Haimi Fenichel 1972, Israel “Horror Vacui” /Vacuum Horror/ , 2008
‘Ventsislav Zankov’ Grand Jury Award , 2008 ‘All About Him’
Vacuum Horror & the Crypt of Total Absence
It’s seems ordinary and dull: there’s nothing UnUsUaL about the shelved wall, where all sorts of gadgets and widgets have been neatly arranged. Running my eyes over them, I unwittingly start guessing about their use. The next moment I am getting curious and want to know about their owner, and how he puts them to use, I want to hear about the results, and then about his intensions…
I am, in fact, facing a puzzle of intentions already: somewhat silent, yet pronounced in the functions and the capabilities of the tools, covering the wall. I want to see them in action. I am already trying to figure out their purpose, trying in fact to make up the owner’s psychological profile. It can’t be a woman. It’s definitely him, a man. The leads start right there, with the heading itself: ‘Vacuum Horror’. It could be a metaphor. The picture of the shelved wall, covered with gadgets all-over, may well be a self-portrait in its own right. The way a still life may selfportrays the artist.
It’s a still life of the meticulously arranged tools of a man. There is a true craft to it. Each tool suggests a specific role, resolve and a particular approach to reality /nature/ in an effort to make it human. Taking care of tools and tool maintenance belong to man power: they are marked by the intent to invade, to explore, to measure and to perceive, to process, to cultivate and master the world around. The intent to…? I don’t have a single clue how to provide a timeline for these tools, impeccably arranged on the shelved wall. Should I place the intent at the start of it, with the desire for action, or should I save it for the end, at the mission-complete point? The tools seem to hang still, in a timeless order - inside a limbo and a depression which crack-opens between what has already been done and what has not yet started – giving away to the vacuum in-between the end and the beginning. The perfectionist desire for excessive order and total control over the impeccably arranged reality can not hide the face of chaos: in a moment, frozen in time, a bottle got knocked down as if by chance, stirring time into motion.
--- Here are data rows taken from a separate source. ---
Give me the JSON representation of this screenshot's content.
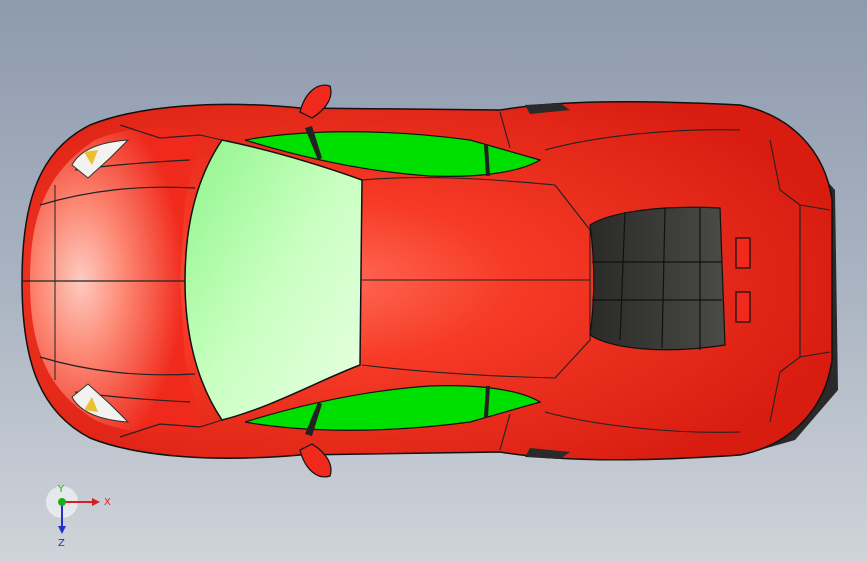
{
  "viewport": {
    "model": "car-body-top-view"
  },
  "triad": {
    "x_label": "X",
    "y_label": "Y",
    "z_label": "Z",
    "x_color": "#d42020",
    "y_color": "#18b018",
    "z_color": "#2030c8"
  },
  "colors": {
    "body": "#f0291c",
    "body_highlight": "#ffd8cc",
    "glass_rear": "#00e000",
    "windshield": "#d8ffd0",
    "vent": "#3a3a38",
    "background_top": "#8e9aae",
    "background_bottom": "#d0d4da"
  }
}
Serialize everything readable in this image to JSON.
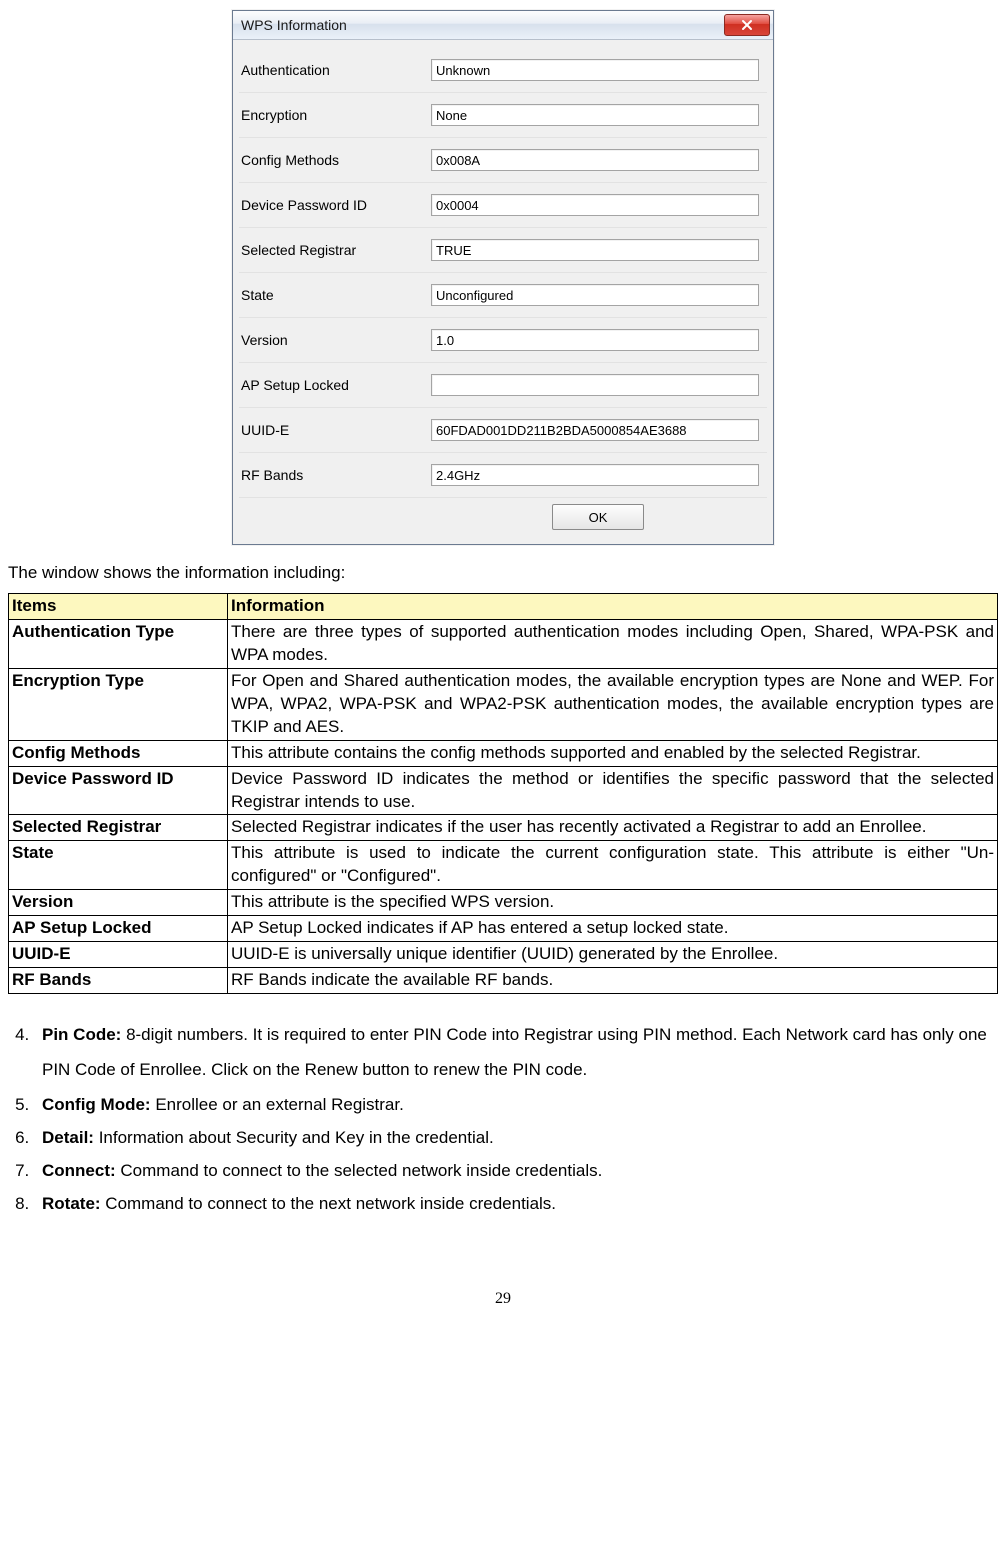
{
  "dialog": {
    "title": "WPS Information",
    "ok_label": "OK",
    "fields": [
      {
        "label": "Authentication",
        "value": "Unknown"
      },
      {
        "label": "Encryption",
        "value": "None"
      },
      {
        "label": "Config Methods",
        "value": "0x008A"
      },
      {
        "label": "Device Password ID",
        "value": "0x0004"
      },
      {
        "label": "Selected Registrar",
        "value": "TRUE"
      },
      {
        "label": "State",
        "value": "Unconfigured"
      },
      {
        "label": "Version",
        "value": "1.0"
      },
      {
        "label": "AP Setup Locked",
        "value": ""
      },
      {
        "label": "UUID-E",
        "value": "60FDAD001DD211B2BDA5000854AE3688"
      },
      {
        "label": "RF Bands",
        "value": "2.4GHz"
      }
    ]
  },
  "intro": "The window shows the information including:",
  "table": {
    "header_items": "Items",
    "header_info": "Information",
    "rows": [
      {
        "term": "Authentication Type",
        "desc": "There are three types of supported authentication modes including Open, Shared, WPA-PSK and WPA modes."
      },
      {
        "term": "Encryption Type",
        "desc": "For Open and Shared authentication modes, the available encryption types are None and WEP. For WPA, WPA2, WPA-PSK and WPA2-PSK authentication modes, the available encryption types are TKIP and AES."
      },
      {
        "term": "Config Methods",
        "desc": "This attribute contains the config methods supported and enabled by the selected Registrar."
      },
      {
        "term": "Device Password ID",
        "desc": "Device Password ID indicates the method or identifies the specific password that the selected Registrar intends to use."
      },
      {
        "term": "Selected Registrar",
        "desc": "Selected Registrar indicates if the user has recently activated a Registrar to add an Enrollee."
      },
      {
        "term": "State",
        "desc": "This attribute is used to indicate the current configuration state. This attribute is either \"Un-configured\" or \"Configured\"."
      },
      {
        "term": "Version",
        "desc": "This attribute is the specified WPS version."
      },
      {
        "term": "AP Setup Locked",
        "desc": "AP Setup Locked indicates if AP has entered a setup locked state."
      },
      {
        "term": "UUID-E",
        "desc": "UUID-E is universally unique identifier (UUID) generated by the Enrollee."
      },
      {
        "term": "RF Bands",
        "desc": "RF Bands indicate the available RF bands."
      }
    ]
  },
  "notes": [
    {
      "n": "4.",
      "title": "Pin Code:",
      "desc": " 8-digit numbers. It is required to enter PIN Code into Registrar using PIN method. Each Network card has only one PIN Code of Enrollee. Click on the Renew button to renew the PIN code."
    },
    {
      "n": "5.",
      "title": "Config Mode:",
      "desc": " Enrollee or an external Registrar."
    },
    {
      "n": "6.",
      "title": "Detail:",
      "desc": " Information about Security and Key in the credential."
    },
    {
      "n": "7.",
      "title": "Connect:",
      "desc": " Command to connect to the selected network inside credentials."
    },
    {
      "n": "8.",
      "title": "Rotate:",
      "desc": " Command to connect to the next network inside credentials."
    }
  ],
  "page_number": "29"
}
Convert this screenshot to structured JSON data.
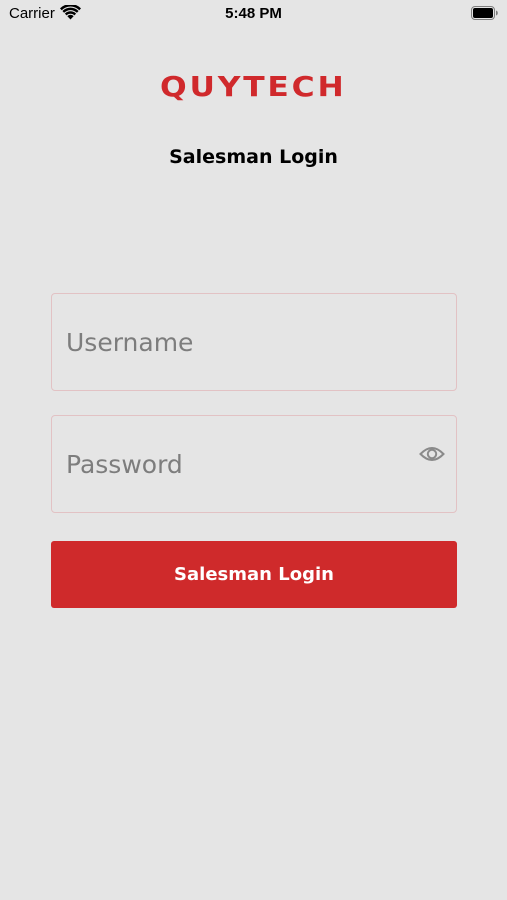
{
  "status_bar": {
    "carrier": "Carrier",
    "time": "5:48 PM",
    "icons": [
      "wifi-icon",
      "battery-icon"
    ]
  },
  "app": {
    "logo_text": "QUYTECH",
    "brand_color": "#d0292c",
    "page_title": "Salesman Login"
  },
  "form": {
    "username": {
      "placeholder": "Username",
      "value": ""
    },
    "password": {
      "placeholder": "Password",
      "value": "",
      "toggle_icon": "eye-icon"
    },
    "submit_label": "Salesman Login"
  },
  "colors": {
    "background": "#e5e5e5",
    "field_border": "#e2c2c4",
    "button": "#cf2a2b"
  }
}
Running slowly out of the bottle, in rhythm to the time running out again, the thick liquid comes to a standstill. What happens next when time’s run out? It’s the still life, silent and still amid timelessness where death belongs. It’s the life of melancholia-depression: the everlasting moment when meaning got lost, slipping in the crack-after-end-and-before-the-beginning.
This man seems to have withdrawn: leaving his tools, his items that is, behind, in the void after the end of and before the beginning of the action which only can bring them back to life and meaning. Being absent, he still is the only person who could map out the leaving-behind. This is his way to reclaim his presence and seal it with is own cryptic reflection. He is in there: there is a mirror ‘casually’ placed on a shelf somewhere and a reflection of a man’s face can be seen in it. This is his face: it’s the face of an artist, present in the room, and suggesting to us that it is through his eyes that we see the world already. Are we with him? A few paper clippings and drawings pinned up above his desk can help us guess about the funny features of this suspect: is this the Renaissance insatiable urge to grasp the universal inside the abnormality of the flesh? Or it is rather the vacuum terror painfully manifested by overgrown interest in pure presence perceived as shaping – overgrown human figures. The few hand-written in Hebrew notes will be of little help here: Hebrew is a code, hard to crack…Still there, a small photo has captured this same wall in the beginning, empty and naked, with the untidy, messy floor, before the beginning of it all. Pinned up on the wall, as part of the elaborate subsequent arrangement, this photo witnesses the beginnings of a world, it’s a man’s world. It’s the world of intent and depressions, of drawers and tools, it’s the controlled effort to set priorities, and to translate them into words and actions. This is the still life of a man’s world, suggesting that we need to look closely into what is seemingly trite and find the key to it, in order to grasp the elusive presence of men today. ‘Horror Vacui’ may well be the key that we need…should we brave to get over the vacuum horror and find the missing figure of man in the grisly power of the timeless void, crack-opened between what has already been done and what has not yet started.